Becoming Parents workshops are scheduled for the first three months of 2015 for families welcoming a baby - by birth, surrogacy, or adoption - in the first half of next year.
Sundays: January 11, February 8, or March 15 from 2-4pm in Somerville.
While I am incredibly supportive of single parents, this workshop focuses on a couple's relationship, the realities of the effect of a newborn on the family, and how parents can support each other to be able to best take care of their baby. I welcome LGBTQ couples. Read more about the workshop and register here: Becoming Parents.
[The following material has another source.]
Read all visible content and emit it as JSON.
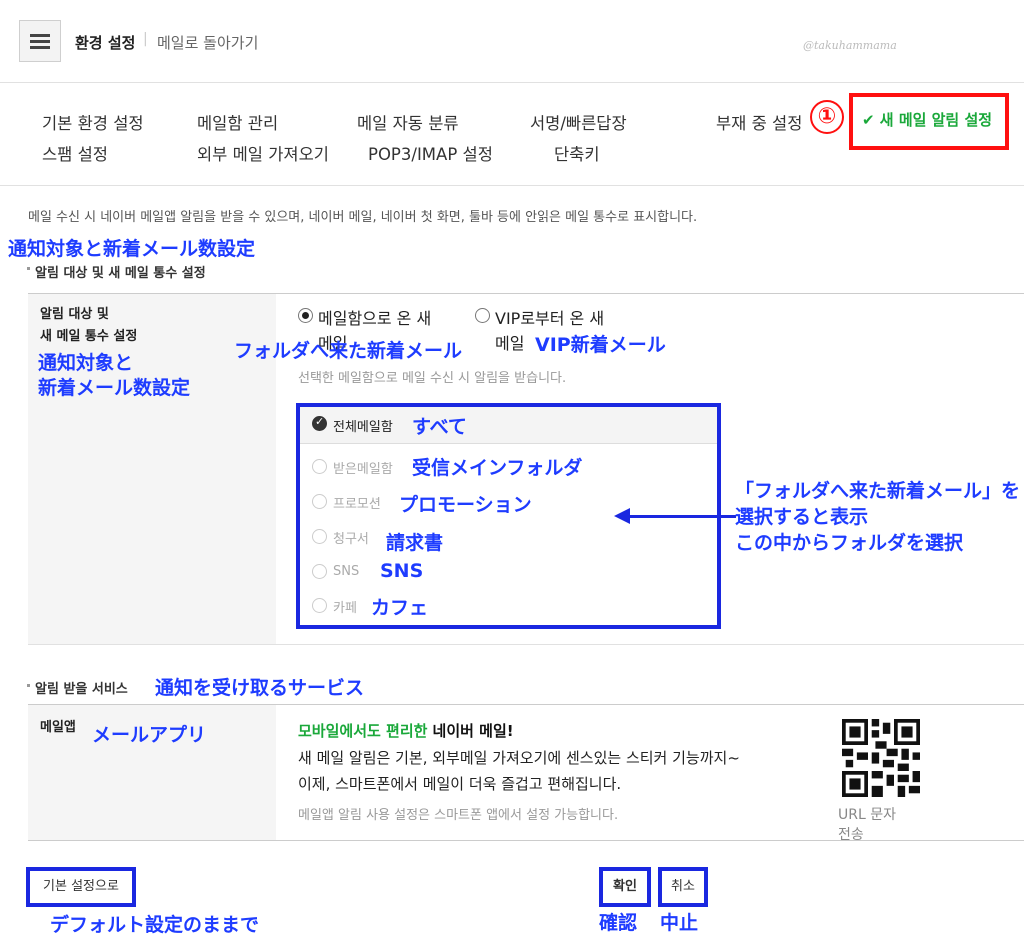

Sleep. It's the hot topic whenever parents of infants gather - how long is your baby sleeping? How much sleep are you getting? Whatever those numbers are, it's never enough. And the advice about sleep can be laughable: "Sleep when the baby sleeps? What about wanting to shower or eat something more than a handful of almonds or needing to care for my non-napping older child?" Plus, advice about creating good sleep hygiene (habits and environment that promote sleep) just doesn't usually work for new parents: "reserve the bed just for sleep or sex - what about breastfeeding, or changing a diaper, or rough-housing with your toddler?" So, if you need more ideas for how to actually get to sleep or stay asleep with a new baby, read on.
First off, prioritize sleep. Doula and life coach, Maria Dolorico of A Mom is Born recently wrote about this need to make sure you "sleep any way and any time you can." It really can make a world of difference to your mood to get a stretch of a few hours of uninterrupted sleep. If you have, are at risk of, or wonder about postpartum emotional complications (anxiety, depression, OCD, adjustment stress), then it's even more important to make sure you're sleeping. And for an excellent discussion about sleep management, breastfeeding, and postpartum depression, please see these two posts on Postpartum Progress.
Here are my tips* for sleeping:
If it’s been more than 24 hours since you last slept, or you find yourself consistently unable to sleep when the baby is sleeping because of fear, worry, or sadness, please talk to someone: your OB or midwife, or your child’s pediatrician are good first calls to make. You can also contact Postpartum Support International for help finding a specialized therapist.
*The "advice" caveat: I'm just another person on the internet making suggestions. Take what works for you, and leave the rest. And when you can, try to tune into what you think will help you. In the meantime, I hope this helps you get some more rest! Feel free to share strategies that helped you get through the worst of the sleep deprivation in the comments.